=== Supplied data ===

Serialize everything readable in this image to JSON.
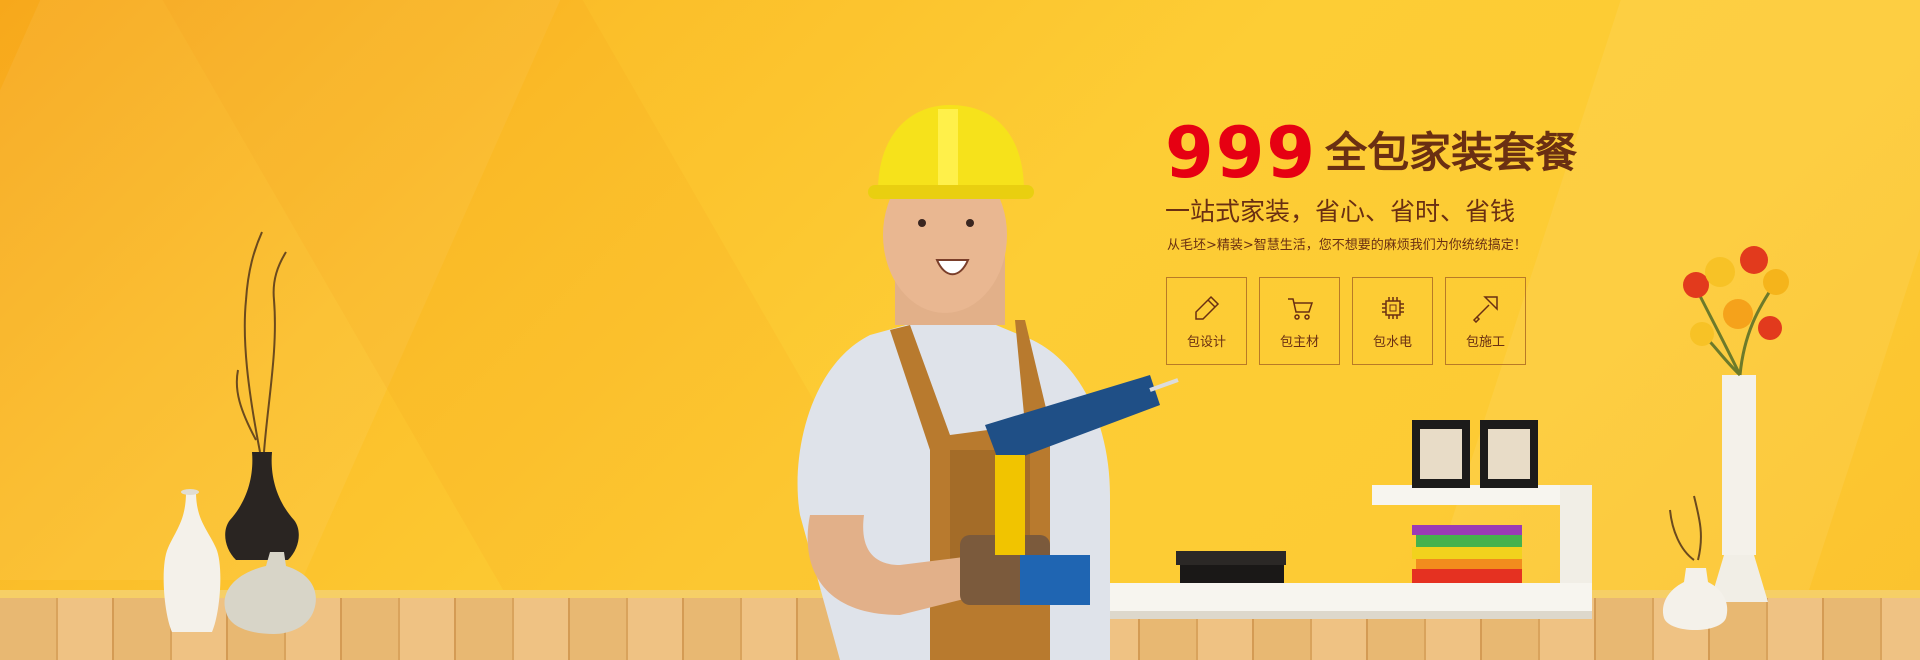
{
  "banner": {
    "price": "999",
    "headline": "全包家装套餐",
    "subline": "一站式家装，省心、省时、省钱",
    "description": "从毛坯>精装>智慧生活，您不想要的麻烦我们为你统统搞定！",
    "services": [
      {
        "label": "包设计",
        "icon": "pencil-icon"
      },
      {
        "label": "包主材",
        "icon": "cart-icon"
      },
      {
        "label": "包水电",
        "icon": "chip-icon"
      },
      {
        "label": "包施工",
        "icon": "trowel-icon"
      }
    ]
  },
  "colors": {
    "background": "#fdcb34",
    "price": "#e60012",
    "text": "#6a2f12",
    "border": "#b97a26"
  }
}
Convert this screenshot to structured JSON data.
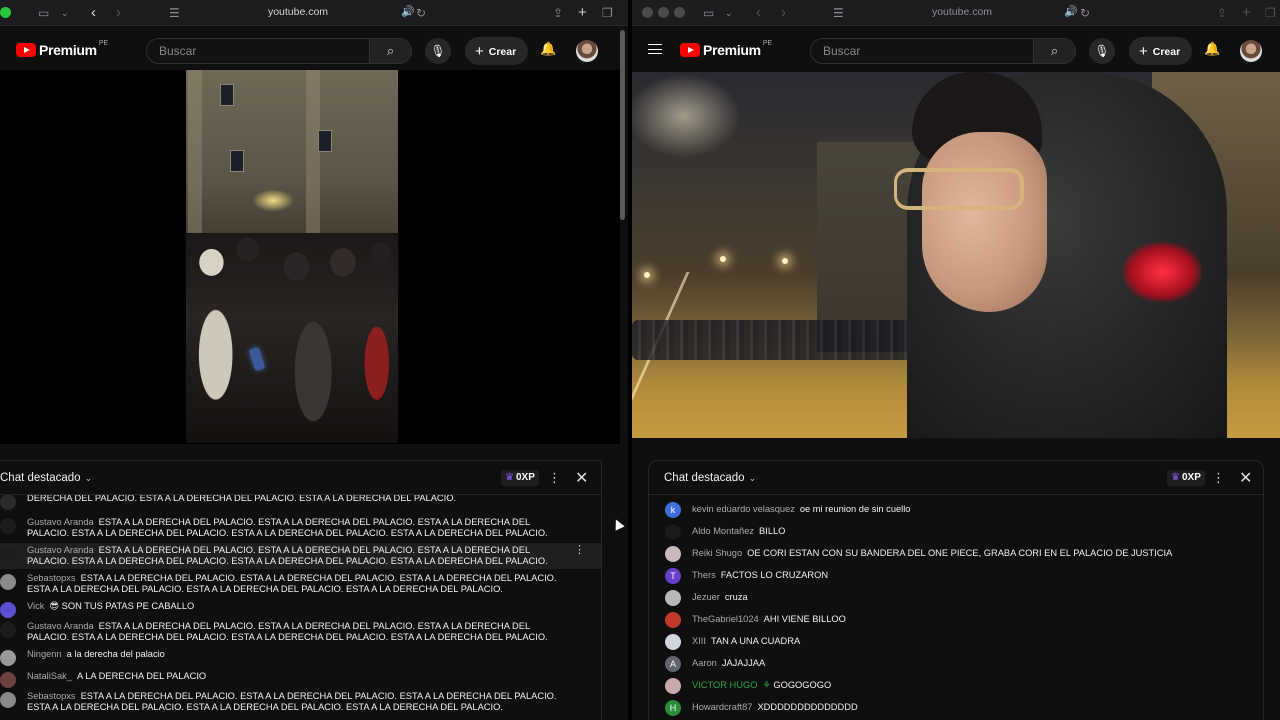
{
  "left": {
    "url": "youtube.com",
    "logo": "Premium",
    "logo_sup": "PE",
    "search_placeholder": "Buscar",
    "create_label": "Crear",
    "chat_title": "Chat destacado",
    "xp": "0XP",
    "messages": [
      {
        "author": "",
        "text": "DERECHA DEL PALACIO. ESTA A LA DERECHA DEL PALACIO. ESTA A LA DERECHA DEL PALACIO.",
        "avatar": "#2a2a2a"
      },
      {
        "author": "Gustavo Aranda",
        "text": "ESTA A LA DERECHA DEL PALACIO. ESTA A LA DERECHA DEL PALACIO. ESTA A LA DERECHA DEL PALACIO. ESTA A LA DERECHA DEL PALACIO. ESTA A LA DERECHA DEL PALACIO. ESTA A LA DERECHA DEL PALACIO.",
        "avatar": "#1c1c1c"
      },
      {
        "author": "Gustavo Aranda",
        "text": "ESTA A LA DERECHA DEL PALACIO. ESTA A LA DERECHA DEL PALACIO. ESTA A LA DERECHA DEL PALACIO. ESTA A LA DERECHA DEL PALACIO. ESTA A LA DERECHA DEL PALACIO. ESTA A LA DERECHA DEL PALACIO.",
        "avatar": "#1c1c1c"
      },
      {
        "author": "Sebastopxs",
        "text": "ESTA A LA DERECHA DEL PALACIO. ESTA A LA DERECHA DEL PALACIO. ESTA A LA DERECHA DEL PALACIO. ESTA A LA DERECHA DEL PALACIO. ESTA A LA DERECHA DEL PALACIO. ESTA A LA DERECHA DEL PALACIO.",
        "avatar": "#8a8a8a"
      },
      {
        "author": "Vick",
        "text": "😎  SON TUS PATAS PE CABALLO",
        "avatar": "#5b4fd1"
      },
      {
        "author": "Gustavo Aranda",
        "text": "ESTA A LA DERECHA DEL PALACIO. ESTA A LA DERECHA DEL PALACIO. ESTA A LA DERECHA DEL PALACIO. ESTA A LA DERECHA DEL PALACIO. ESTA A LA DERECHA DEL PALACIO. ESTA A LA DERECHA DEL PALACIO.",
        "avatar": "#1c1c1c"
      },
      {
        "author": "Ningenn",
        "text": "a la derecha del palacio",
        "avatar": "#9a9a9a"
      },
      {
        "author": "NataliSak_",
        "text": "A LA DERECHA DEL PALACIO",
        "avatar": "#6a4040"
      },
      {
        "author": "Sebastopxs",
        "text": "ESTA A LA DERECHA DEL PALACIO. ESTA A LA DERECHA DEL PALACIO. ESTA A LA DERECHA DEL PALACIO. ESTA A LA DERECHA DEL PALACIO. ESTA A LA DERECHA DEL PALACIO. ESTA A LA DERECHA DEL PALACIO.",
        "avatar": "#8a8a8a"
      }
    ]
  },
  "right": {
    "url": "youtube.com",
    "logo": "Premium",
    "logo_sup": "PE",
    "search_placeholder": "Buscar",
    "create_label": "Crear",
    "chat_title": "Chat destacado",
    "xp": "0XP",
    "messages": [
      {
        "author": "kevin eduardo velasquez",
        "text": "oe mi reunion de sin cuello",
        "avatar": "#3e6fd8",
        "initial": "k"
      },
      {
        "author": "Aldo Montañez",
        "text": "BILLO",
        "avatar": "#1a1a1a",
        "initial": ""
      },
      {
        "author": "Reiki Shugo",
        "text": "OE CORI ESTAN CON SU BANDERA DEL ONE PIECE, GRABA CORI EN EL PALACIO DE JUSTICIA",
        "avatar": "#c9b9b9",
        "initial": ""
      },
      {
        "author": "Thers",
        "text": "FACTOS LO CRUZARON",
        "avatar": "#6a3fc8",
        "initial": "T"
      },
      {
        "author": "Jezuer",
        "text": "cruza",
        "avatar": "#b8b8b8",
        "initial": ""
      },
      {
        "author": "TheGabriel1024",
        "text": "AHI VIENE BILLOO",
        "avatar": "#c0392b",
        "initial": ""
      },
      {
        "author": "XIII",
        "text": "TAN A UNA CUADRA",
        "avatar": "#d0d6e0",
        "initial": ""
      },
      {
        "author": "Aaron",
        "text": "JAJAJJAA",
        "avatar": "#5f6670",
        "initial": "A"
      },
      {
        "author": "VICTOR HUGO",
        "text": "GOGOGOGO",
        "avatar": "#c8a8a8",
        "initial": "",
        "member": true
      },
      {
        "author": "Howardcraft87",
        "text": "XDDDDDDDDDDDDDD",
        "avatar": "#2e8b3e",
        "initial": "H"
      }
    ]
  },
  "colors": {
    "accent_red": "#ff0000",
    "member_green": "#2ba640",
    "xp_crown": "#8b5cf6"
  }
}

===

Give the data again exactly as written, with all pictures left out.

Serialize everything readable in this image to JSON.
{
  "banner": {
    "price": "999",
    "headline": "全包家装套餐",
    "subline": "一站式家装，省心、省时、省钱",
    "description": "从毛坯>精装>智慧生活，您不想要的麻烦我们为你统统搞定！",
    "services": [
      {
        "label": "包设计",
        "icon": "pencil-icon"
      },
      {
        "label": "包主材",
        "icon": "cart-icon"
      },
      {
        "label": "包水电",
        "icon": "chip-icon"
      },
      {
        "label": "包施工",
        "icon": "trowel-icon"
      }
    ]
  },
  "colors": {
    "background": "#fdcb34",
    "price": "#e60012",
    "text": "#6a2f12",
    "border": "#b97a26"
  }
}
Convert this screenshot to structured JSON data.
{
  "left": {
    "url": "youtube.com",
    "logo": "Premium",
    "logo_sup": "PE",
    "search_placeholder": "Buscar",
    "create_label": "Crear",
    "chat_title": "Chat destacado",
    "xp": "0XP",
    "messages": [
      {
        "author": "",
        "text": "DERECHA DEL PALACIO. ESTA A LA DERECHA DEL PALACIO. ESTA A LA DERECHA DEL PALACIO.",
        "avatar": "#2a2a2a"
      },
      {
        "author": "Gustavo Aranda",
        "text": "ESTA A LA DERECHA DEL PALACIO. ESTA A LA DERECHA DEL PALACIO. ESTA A LA DERECHA DEL PALACIO. ESTA A LA DERECHA DEL PALACIO. ESTA A LA DERECHA DEL PALACIO. ESTA A LA DERECHA DEL PALACIO.",
        "avatar": "#1c1c1c"
      },
      {
        "author": "Gustavo Aranda",
        "text": "ESTA A LA DERECHA DEL PALACIO. ESTA A LA DERECHA DEL PALACIO. ESTA A LA DERECHA DEL PALACIO. ESTA A LA DERECHA DEL PALACIO. ESTA A LA DERECHA DEL PALACIO. ESTA A LA DERECHA DEL PALACIO.",
        "avatar": "#1c1c1c"
      },
      {
        "author": "Sebastopxs",
        "text": "ESTA A LA DERECHA DEL PALACIO. ESTA A LA DERECHA DEL PALACIO. ESTA A LA DERECHA DEL PALACIO. ESTA A LA DERECHA DEL PALACIO. ESTA A LA DERECHA DEL PALACIO. ESTA A LA DERECHA DEL PALACIO.",
        "avatar": "#8a8a8a"
      },
      {
        "author": "Vick",
        "text": "😎  SON TUS PATAS PE CABALLO",
        "avatar": "#5b4fd1"
      },
      {
        "author": "Gustavo Aranda",
        "text": "ESTA A LA DERECHA DEL PALACIO. ESTA A LA DERECHA DEL PALACIO. ESTA A LA DERECHA DEL PALACIO. ESTA A LA DERECHA DEL PALACIO. ESTA A LA DERECHA DEL PALACIO. ESTA A LA DERECHA DEL PALACIO.",
        "avatar": "#1c1c1c"
      },
      {
        "author": "Ningenn",
        "text": "a la derecha del palacio",
        "avatar": "#9a9a9a"
      },
      {
        "author": "NataliSak_",
        "text": "A LA DERECHA DEL PALACIO",
        "avatar": "#6a4040"
      },
      {
        "author": "Sebastopxs",
        "text": "ESTA A LA DERECHA DEL PALACIO. ESTA A LA DERECHA DEL PALACIO. ESTA A LA DERECHA DEL PALACIO. ESTA A LA DERECHA DEL PALACIO. ESTA A LA DERECHA DEL PALACIO. ESTA A LA DERECHA DEL PALACIO.",
        "avatar": "#8a8a8a"
      }
    ]
  },
  "right": {
    "url": "youtube.com",
    "logo": "Premium",
    "logo_sup": "PE",
    "search_placeholder": "Buscar",
    "create_label": "Crear",
    "chat_title": "Chat destacado",
    "xp": "0XP",
    "messages": [
      {
        "author": "kevin eduardo velasquez",
        "text": "oe mi reunion de sin cuello",
        "avatar": "#3e6fd8",
        "initial": "k"
      },
      {
        "author": "Aldo Montañez",
        "text": "BILLO",
        "avatar": "#1a1a1a",
        "initial": ""
      },
      {
        "author": "Reiki Shugo",
        "text": "OE CORI ESTAN CON SU BANDERA DEL ONE PIECE, GRABA CORI EN EL PALACIO DE JUSTICIA",
        "avatar": "#c9b9b9",
        "initial": ""
      },
      {
        "author": "Thers",
        "text": "FACTOS LO CRUZARON",
        "avatar": "#6a3fc8",
        "initial": "T"
      },
      {
        "author": "Jezuer",
        "text": "cruza",
        "avatar": "#b8b8b8",
        "initial": ""
      },
      {
        "author": "TheGabriel1024",
        "text": "AHI VIENE BILLOO",
        "avatar": "#c0392b",
        "initial": ""
      },
      {
        "author": "XIII",
        "text": "TAN A UNA CUADRA",
        "avatar": "#d0d6e0",
        "initial": ""
      },
      {
        "author": "Aaron",
        "text": "JAJAJJAA",
        "avatar": "#5f6670",
        "initial": "A"
      },
      {
        "author": "VICTOR HUGO",
        "text": "GOGOGOGO",
        "avatar": "#c8a8a8",
        "initial": "",
        "member": true
      },
      {
        "author": "Howardcraft87",
        "text": "XDDDDDDDDDDDDDD",
        "avatar": "#2e8b3e",
        "initial": "H"
      }
    ]
  },
  "colors": {
    "accent_red": "#ff0000",
    "member_green": "#2ba640",
    "xp_crown": "#8b5cf6"
  }
}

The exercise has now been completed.